Bestselling author Michael Korda's Horse People is the story -- sometimes hilariously funny, sometimes sad and moving, always shrewdly observed -- of a lifetime love affair with horses, and of the bonds that have linked humans with horses for more than ten thousand years. It is filled with intimate portraits of the kind of people, rich or poor, Eastern or Western, famous or humble, whose lives continue to revolve around the horse.
Korda is a terrific storyteller, and his book is intensely personal and seductive, a joy for everyone who loves horses.
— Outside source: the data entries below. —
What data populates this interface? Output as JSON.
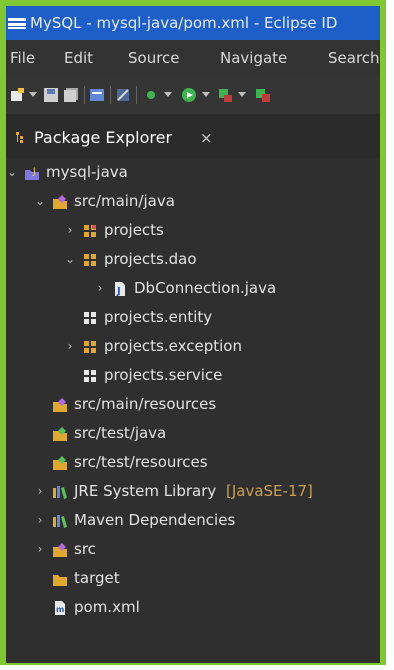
{
  "window": {
    "title": "MySQL - mysql-java/pom.xml - Eclipse ID"
  },
  "menu": [
    "File",
    "Edit",
    "Source",
    "Navigate",
    "Search"
  ],
  "panel": {
    "tab_label": "Package Explorer",
    "close_glyph": "×"
  },
  "tree": {
    "items": [
      {
        "label": "mysql-java",
        "icon": "java-project-icon",
        "expanded": true,
        "depth": 0
      },
      {
        "label": "src/main/java",
        "icon": "source-folder-icon",
        "expanded": true,
        "depth": 1
      },
      {
        "label": "projects",
        "icon": "package-icon",
        "expanded": false,
        "depth": 2
      },
      {
        "label": "projects.dao",
        "icon": "package-icon",
        "expanded": true,
        "depth": 2
      },
      {
        "label": "DbConnection.java",
        "icon": "java-file-icon",
        "expanded": false,
        "depth": 3
      },
      {
        "label": "projects.entity",
        "icon": "empty-package-icon",
        "depth": 2
      },
      {
        "label": "projects.exception",
        "icon": "package-icon",
        "expanded": false,
        "depth": 2
      },
      {
        "label": "projects.service",
        "icon": "empty-package-icon",
        "depth": 2
      },
      {
        "label": "src/main/resources",
        "icon": "source-folder-icon",
        "depth": 1
      },
      {
        "label": "src/test/java",
        "icon": "source-folder-icon",
        "depth": 1
      },
      {
        "label": "src/test/resources",
        "icon": "source-folder-icon",
        "depth": 1
      },
      {
        "label": "JRE System Library",
        "decoration": "[JavaSE-17]",
        "icon": "library-icon",
        "expanded": false,
        "depth": 1
      },
      {
        "label": "Maven Dependencies",
        "icon": "library-icon",
        "expanded": false,
        "depth": 1
      },
      {
        "label": "src",
        "icon": "folder-icon",
        "expanded": false,
        "depth": 1
      },
      {
        "label": "target",
        "icon": "folder-icon",
        "depth": 1
      },
      {
        "label": "pom.xml",
        "icon": "xml-file-icon",
        "depth": 1
      }
    ]
  },
  "colors": {
    "frame_border": "#7fc832",
    "title_bar": "#1d5ec9",
    "background": "#2f2f2f",
    "text": "#e2e2e2",
    "decoration": "#c9a04a",
    "package": "#e0a82e"
  }
}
Even those who have never ridden will be happy to saddle up and follow him through the world of horses, horse people, and the riding life.
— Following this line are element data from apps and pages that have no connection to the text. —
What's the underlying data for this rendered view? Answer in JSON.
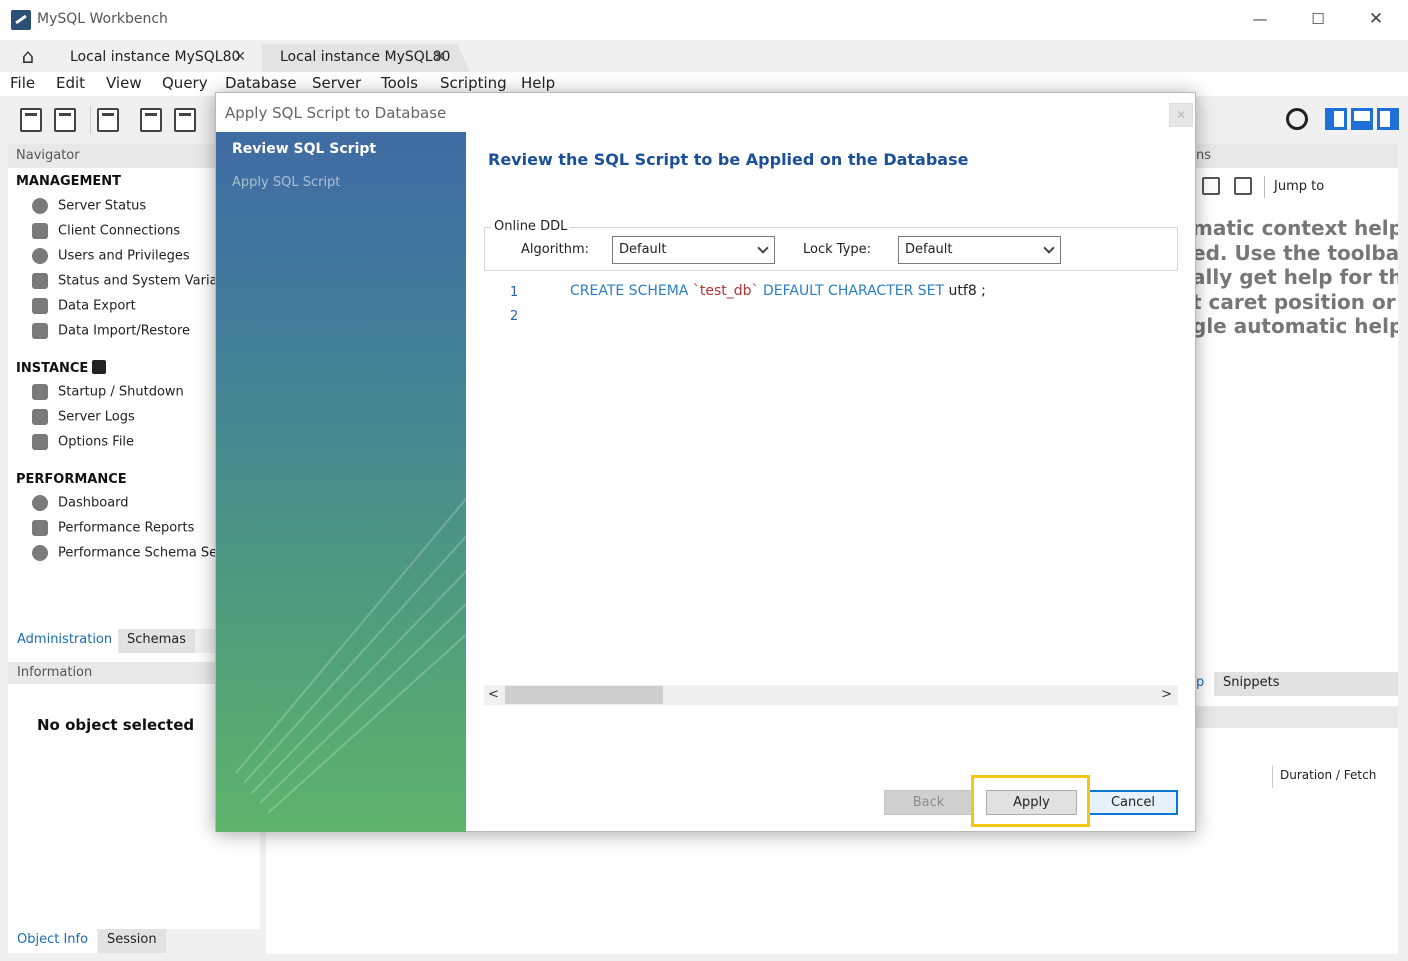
{
  "window": {
    "title": "MySQL Workbench",
    "minimize": "—",
    "maximize": "☐",
    "close": "✕"
  },
  "tabs": [
    {
      "label": "Local instance MySQL80",
      "close": "✕"
    },
    {
      "label": "Local instance MySQL80",
      "close": "✕"
    }
  ],
  "home_icon": "⌂",
  "menu": [
    "File",
    "Edit",
    "View",
    "Query",
    "Database",
    "Server",
    "Tools",
    "Scripting",
    "Help"
  ],
  "navigator": {
    "header": "Navigator",
    "management": {
      "title": "MANAGEMENT",
      "items": [
        "Server Status",
        "Client Connections",
        "Users and Privileges",
        "Status and System Variables",
        "Data Export",
        "Data Import/Restore"
      ]
    },
    "instance": {
      "title": "INSTANCE",
      "items": [
        "Startup / Shutdown",
        "Server Logs",
        "Options File"
      ]
    },
    "performance": {
      "title": "PERFORMANCE",
      "items": [
        "Dashboard",
        "Performance Reports",
        "Performance Schema Setup"
      ]
    },
    "tabs": [
      "Administration",
      "Schemas"
    ]
  },
  "information": {
    "header": "Information",
    "empty_text": "No object selected",
    "tabs": [
      "Object Info",
      "Session"
    ]
  },
  "right_panel": {
    "header_fragment": "ns",
    "jump_to": "Jump to",
    "help_lines": [
      "matic context help is",
      "ed. Use the toolbar to",
      "ally get help for the",
      "t caret position or to",
      "gle automatic help."
    ],
    "tab_help_fragment": "p",
    "tab_snippets": "Snippets",
    "duration_column": "Duration / Fetch"
  },
  "dialog": {
    "title": "Apply SQL Script to Database",
    "close": "✕",
    "steps": [
      "Review SQL Script",
      "Apply SQL Script"
    ],
    "heading": "Review the SQL Script to be Applied on the Database",
    "online_ddl": {
      "legend": "Online DDL",
      "algorithm_label": "Algorithm:",
      "algorithm_value": "Default",
      "lock_label": "Lock Type:",
      "lock_value": "Default"
    },
    "editor": {
      "line_numbers": [
        "1",
        "2"
      ],
      "line1": {
        "kw1": "CREATE SCHEMA",
        "str": "`test_db`",
        "kw2": "DEFAULT CHARACTER SET",
        "rest": "utf8 ;"
      }
    },
    "scroll_left": "<",
    "scroll_right": ">",
    "buttons": {
      "back": "Back",
      "apply": "Apply",
      "cancel": "Cancel"
    }
  },
  "colors": {
    "highlight": "#f5c518",
    "heading": "#1c4f9a",
    "keyword": "#2a7fc6",
    "string": "#b03535"
  }
}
Korda (Country Matters; Charmed Lives) recounts in his trademark affable style a growing involvement over decades with horses and the people who ride them. Beginning with his youth, and following with his reconnection to the horse world when he takes his son to lessons, Korda relates how horses changed his life: he met his current wife, Margaret, at New York City's Claremont Riding Academy, and eventually they purchased a home in Dutchess County with grounds to accommodate a growing number of horses. In one hilarious episode, Korda, the editor-in-chief at Simon & Schuster, visits an author in Middleburg, Va., and finds himself, unprepared, on a foxhunting horse jumping over walls and into backyards. He begins to analyze the symbolism of horses ("the horse stood... for social superiority, mobility, and not getting your feet wet and muddy like ordinary folk"), but this meditation is an exception, as Korda favors the anecdote and the caricature. There are rather too many "movers and shakers" for this book to live up to the diversity implied by its title, and while he briefly raises moral questions (about foxhunting, for example), he largely ignores the sociopolitical and emotional aspects of the horse-human relationship. He takes his reader on the occasional jaunt through less tony neighborhoods (with a veterinarian in Rhinebeck, N.Y.; to a rodeo in Archer City, Tex., with Larry McMurtry; and to a correctional facility's horse farm), but he tends to focus on places like Southlands, a privately owned facility in Dutchess County. While the book is more a series of vignettes than a full narrative, Korda's humor will be a delight to anyone who loves the world of riding.